Your objective
If a line in the data holds "hall", copy that line out in full.
[Dataset excerpts Boundary: Start]
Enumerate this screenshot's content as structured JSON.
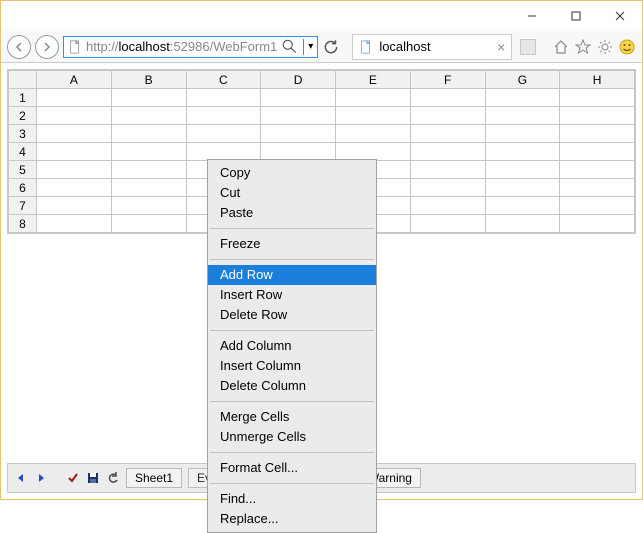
{
  "window": {
    "buttons": {
      "min": "min",
      "max": "max",
      "close": "close"
    }
  },
  "browser": {
    "url_prefix": "http://",
    "url_host": "localhost",
    "url_port_path": ":52986/WebForm1",
    "tab_title": "localhost"
  },
  "grid": {
    "columns": [
      "A",
      "B",
      "C",
      "D",
      "E",
      "F",
      "G",
      "H"
    ],
    "rows": [
      "1",
      "2",
      "3",
      "4",
      "5",
      "6",
      "7",
      "8"
    ],
    "selected_cell": {
      "row": 2,
      "col": 2
    }
  },
  "bottombar": {
    "sheet_tab": "Sheet1",
    "eval_button": "Eva",
    "warning_button": "Warning"
  },
  "context_menu": {
    "groups": [
      [
        "Copy",
        "Cut",
        "Paste"
      ],
      [
        "Freeze"
      ],
      [
        "Add Row",
        "Insert Row",
        "Delete Row"
      ],
      [
        "Add Column",
        "Insert Column",
        "Delete Column"
      ],
      [
        "Merge Cells",
        "Unmerge Cells"
      ],
      [
        "Format Cell..."
      ],
      [
        "Find...",
        "Replace..."
      ]
    ],
    "highlighted": "Add Row"
  }
}
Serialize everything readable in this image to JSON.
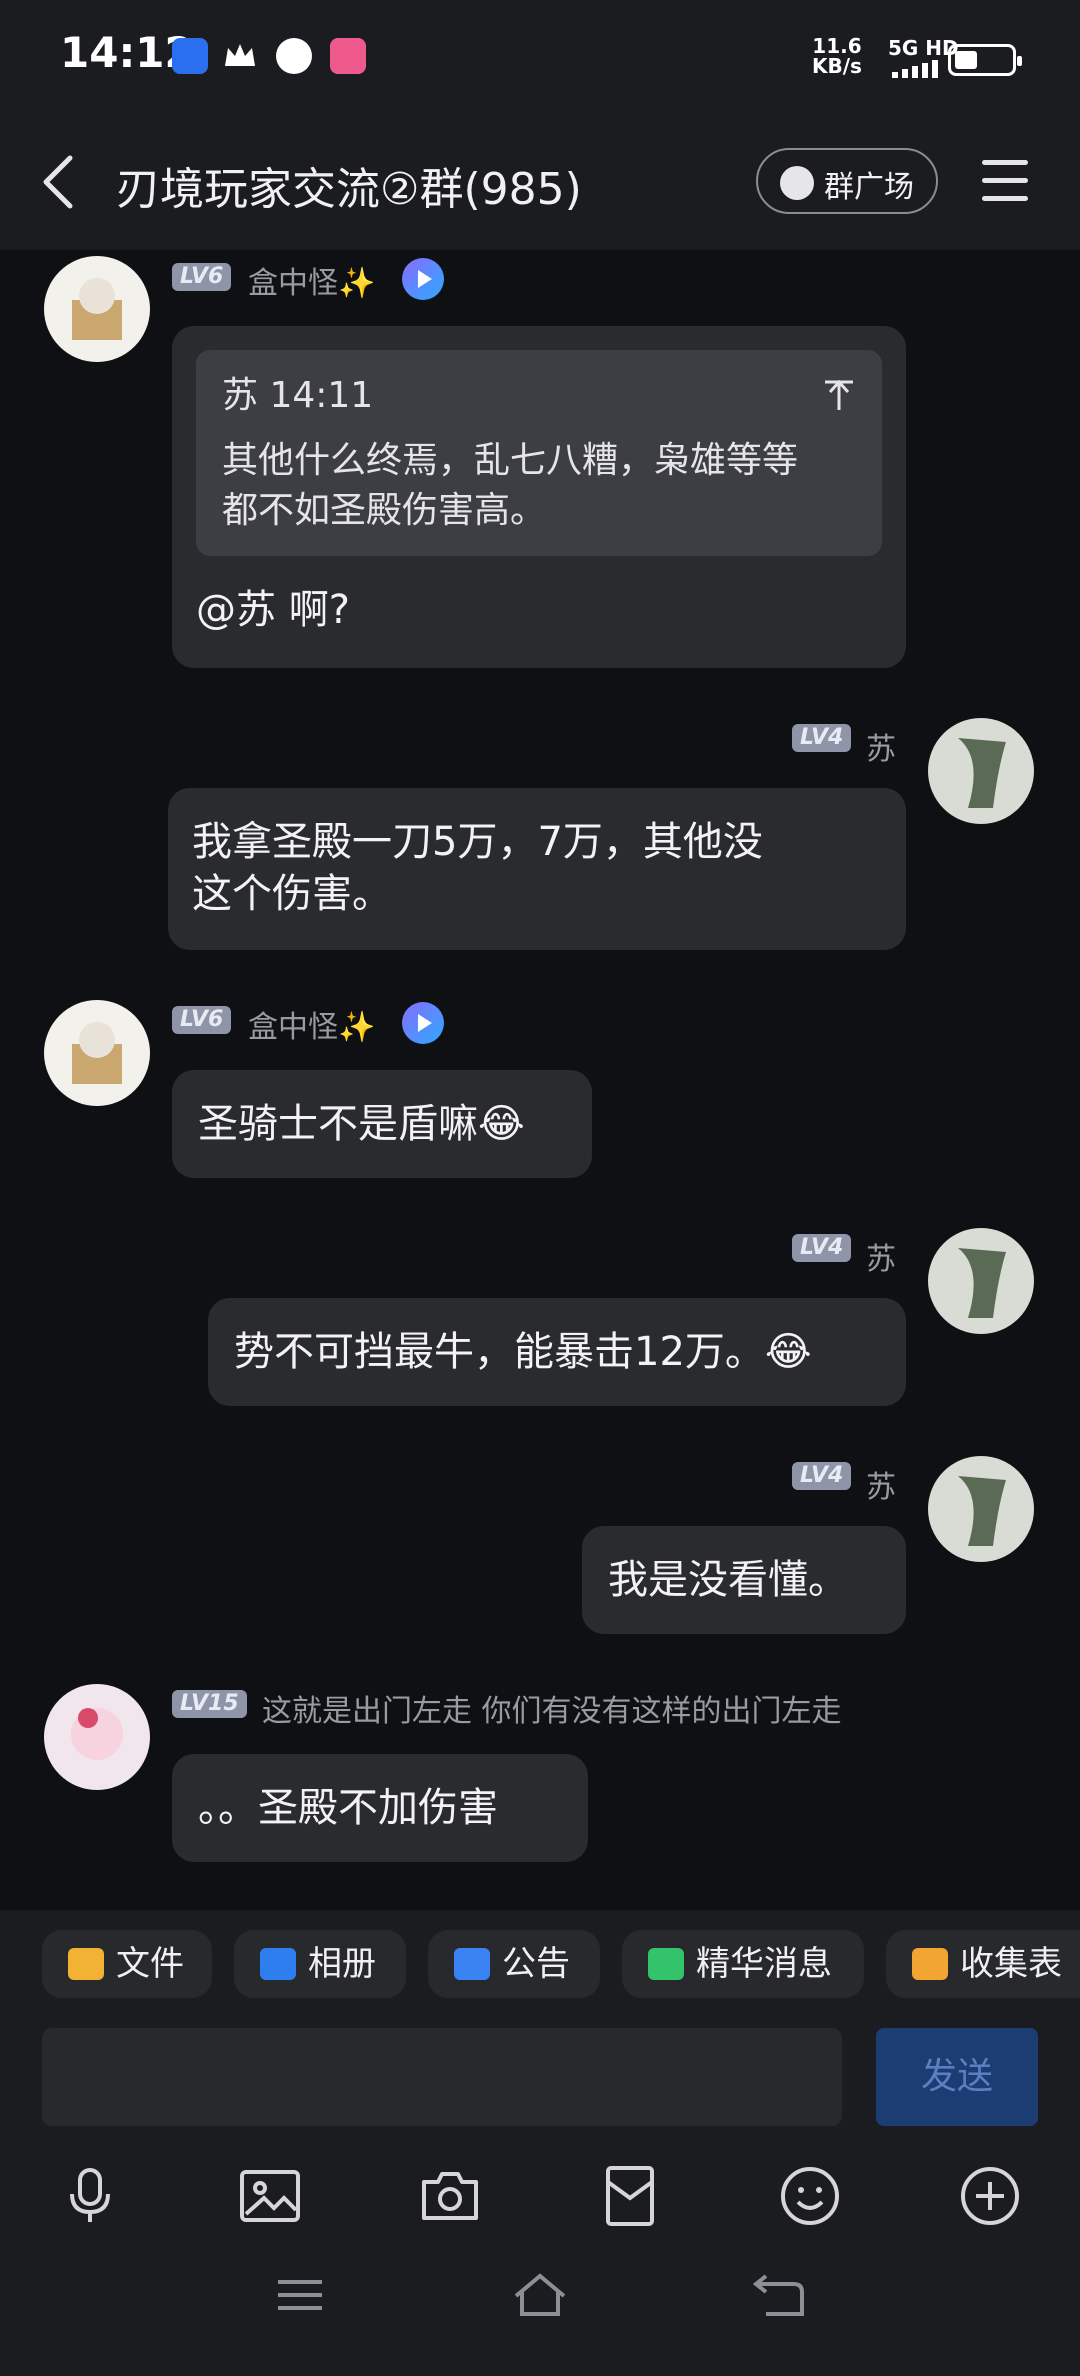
{
  "status_bar": {
    "time": "14:12",
    "net_speed_value": "11.6",
    "net_speed_unit": "KB/s",
    "signal_label": "5G HD",
    "app_icons": [
      "alipay-icon",
      "crown-icon",
      "cat-icon",
      "bilibili-icon"
    ]
  },
  "header": {
    "title": "刃境玩家交流②群(985)",
    "square_button": "群广场"
  },
  "messages": [
    {
      "side": "left",
      "level": "LV6",
      "nick": "盒中怪✨",
      "quote_author_time": "苏 14:11",
      "quote_text_1": "其他什么终焉，乱七八糟，枭雄等等",
      "quote_text_2": "都不如圣殿伤害高。",
      "text": "@苏 啊?"
    },
    {
      "side": "right",
      "level": "LV4",
      "nick": "苏",
      "text_1": "我拿圣殿一刀5万，7万，其他没",
      "text_2": "这个伤害。"
    },
    {
      "side": "left",
      "level": "LV6",
      "nick": "盒中怪✨",
      "text": "圣骑士不是盾嘛😂"
    },
    {
      "side": "right",
      "level": "LV4",
      "nick": "苏",
      "text": "势不可挡最牛，能暴击12万。😂"
    },
    {
      "side": "right",
      "level": "LV4",
      "nick": "苏",
      "text": "我是没看懂。"
    },
    {
      "side": "left",
      "level": "LV15",
      "nick": "这就是出门左走 你们有没有这样的出门左走",
      "text": "。。圣殿不加伤害"
    }
  ],
  "toolbar_chips": [
    "文件",
    "相册",
    "公告",
    "精华消息",
    "收集表"
  ],
  "input": {
    "placeholder": "",
    "send_label": "发送"
  },
  "bottom_icons": [
    "microphone-icon",
    "image-icon",
    "camera-icon",
    "red-packet-icon",
    "emoji-icon",
    "plus-icon"
  ],
  "colors": {
    "accent": "#1c3d74",
    "bubble": "#2a2b2f",
    "background": "#0f1013"
  }
}
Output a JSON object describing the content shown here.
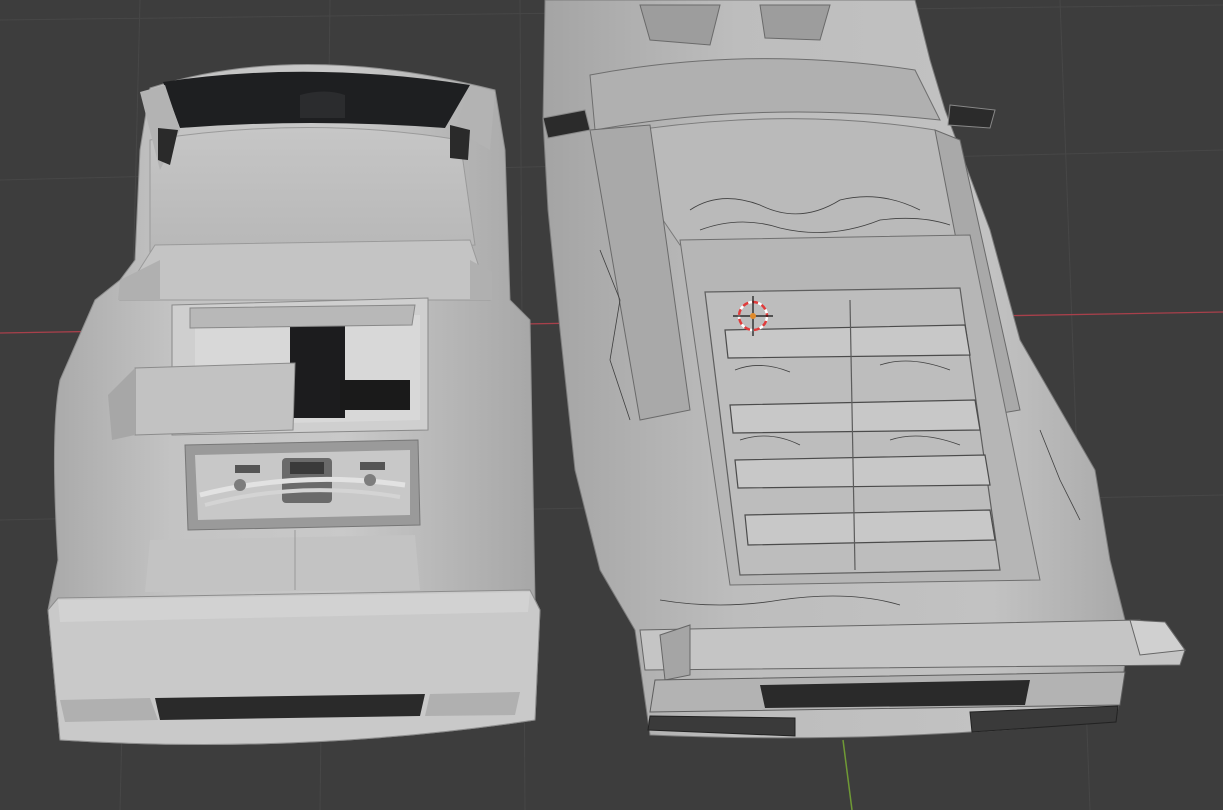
{
  "app": "3D viewport",
  "viewport": {
    "background": "#3d3d3d",
    "grid_color": "#4a4a4a",
    "x_axis_color": "#b0424f",
    "y_axis_color": "#7aa33a"
  },
  "objects": [
    {
      "name": "clean-car-body",
      "material": "solid-grey"
    },
    {
      "name": "scanned-car-body",
      "material": "solid-grey-with-wireframe-artifacts"
    }
  ],
  "gizmo": {
    "type": "3d-cursor",
    "colors": [
      "#ffffff",
      "#e03b3b"
    ]
  }
}
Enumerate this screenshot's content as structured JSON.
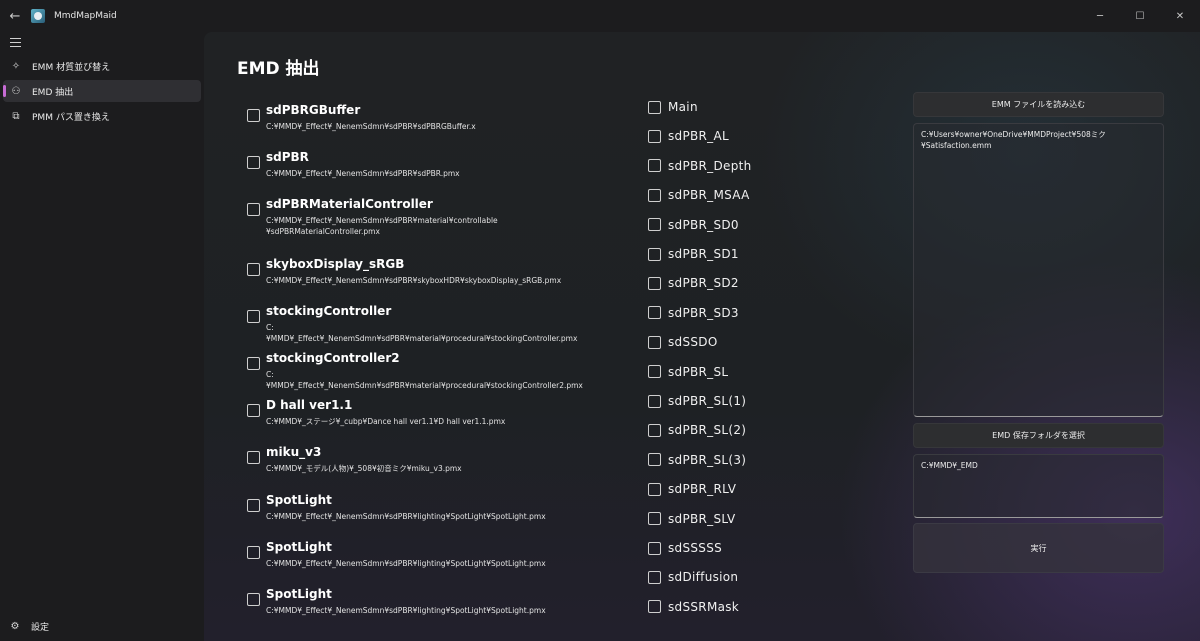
{
  "titlebar": {
    "app_title": "MmdMapMaid",
    "back_glyph": "←",
    "minimize_glyph": "─",
    "maximize_glyph": "☐",
    "close_glyph": "✕"
  },
  "sidebar": {
    "items": [
      {
        "label": "EMM 材質並び替え",
        "icon": "sparkle-icon",
        "glyph": "✧"
      },
      {
        "label": "EMD 抽出",
        "icon": "group-icon",
        "glyph": "⚇"
      },
      {
        "label": "PMM パス置き換え",
        "icon": "copy-icon",
        "glyph": "⧉"
      }
    ],
    "active_index": 1,
    "settings_label": "設定",
    "settings_glyph": "⚙",
    "accent_color": "#c66bd4"
  },
  "page": {
    "title": "EMD 抽出"
  },
  "effects": [
    {
      "name": "sdPBRGBuffer",
      "path": "C:¥MMD¥_Effect¥_NenemSdmn¥sdPBR¥sdPBRGBuffer.x"
    },
    {
      "name": "sdPBR",
      "path": "C:¥MMD¥_Effect¥_NenemSdmn¥sdPBR¥sdPBR.pmx"
    },
    {
      "name": "sdPBRMaterialController",
      "path": "C:¥MMD¥_Effect¥_NenemSdmn¥sdPBR¥material¥controllable\n¥sdPBRMaterialController.pmx"
    },
    {
      "name": "skyboxDisplay_sRGB",
      "path": "C:¥MMD¥_Effect¥_NenemSdmn¥sdPBR¥skyboxHDR¥skyboxDisplay_sRGB.pmx"
    },
    {
      "name": "stockingController",
      "path": "C:¥MMD¥_Effect¥_NenemSdmn¥sdPBR¥material¥procedural¥stockingController.pmx"
    },
    {
      "name": "stockingController2",
      "path": "C:¥MMD¥_Effect¥_NenemSdmn¥sdPBR¥material¥procedural¥stockingController2.pmx"
    },
    {
      "name": "D hall ver1.1",
      "path": "C:¥MMD¥_ステージ¥_cubp¥Dance hall ver1.1¥D hall ver1.1.pmx"
    },
    {
      "name": "miku_v3",
      "path": "C:¥MMD¥_モデル(人物)¥_508¥初音ミク¥miku_v3.pmx"
    },
    {
      "name": "SpotLight",
      "path": "C:¥MMD¥_Effect¥_NenemSdmn¥sdPBR¥lighting¥SpotLight¥SpotLight.pmx"
    },
    {
      "name": "SpotLight",
      "path": "C:¥MMD¥_Effect¥_NenemSdmn¥sdPBR¥lighting¥SpotLight¥SpotLight.pmx"
    },
    {
      "name": "SpotLight",
      "path": "C:¥MMD¥_Effect¥_NenemSdmn¥sdPBR¥lighting¥SpotLight¥SpotLight.pmx"
    }
  ],
  "targets": [
    "Main",
    "sdPBR_AL",
    "sdPBR_Depth",
    "sdPBR_MSAA",
    "sdPBR_SD0",
    "sdPBR_SD1",
    "sdPBR_SD2",
    "sdPBR_SD3",
    "sdSSDO",
    "sdPBR_SL",
    "sdPBR_SL(1)",
    "sdPBR_SL(2)",
    "sdPBR_SL(3)",
    "sdPBR_RLV",
    "sdPBR_SLV",
    "sdSSSSS",
    "sdDiffusion",
    "sdSSRMask"
  ],
  "actions": {
    "load_emm_label": "EMM ファイルを読み込む",
    "emm_path": "C:¥Users¥owner¥OneDrive¥MMDProject¥508ミク\n¥Satisfaction.emm",
    "select_folder_label": "EMD 保存フォルダを選択",
    "folder_path": "C:¥MMD¥_EMD",
    "run_label": "実行"
  }
}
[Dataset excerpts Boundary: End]
Task solution
      "name": "D hall ver1.1",
      "path": "C:¥MMD¥_ステージ¥_cubp¥Dance hall ver1.1¥D hall ver1.1.pmx"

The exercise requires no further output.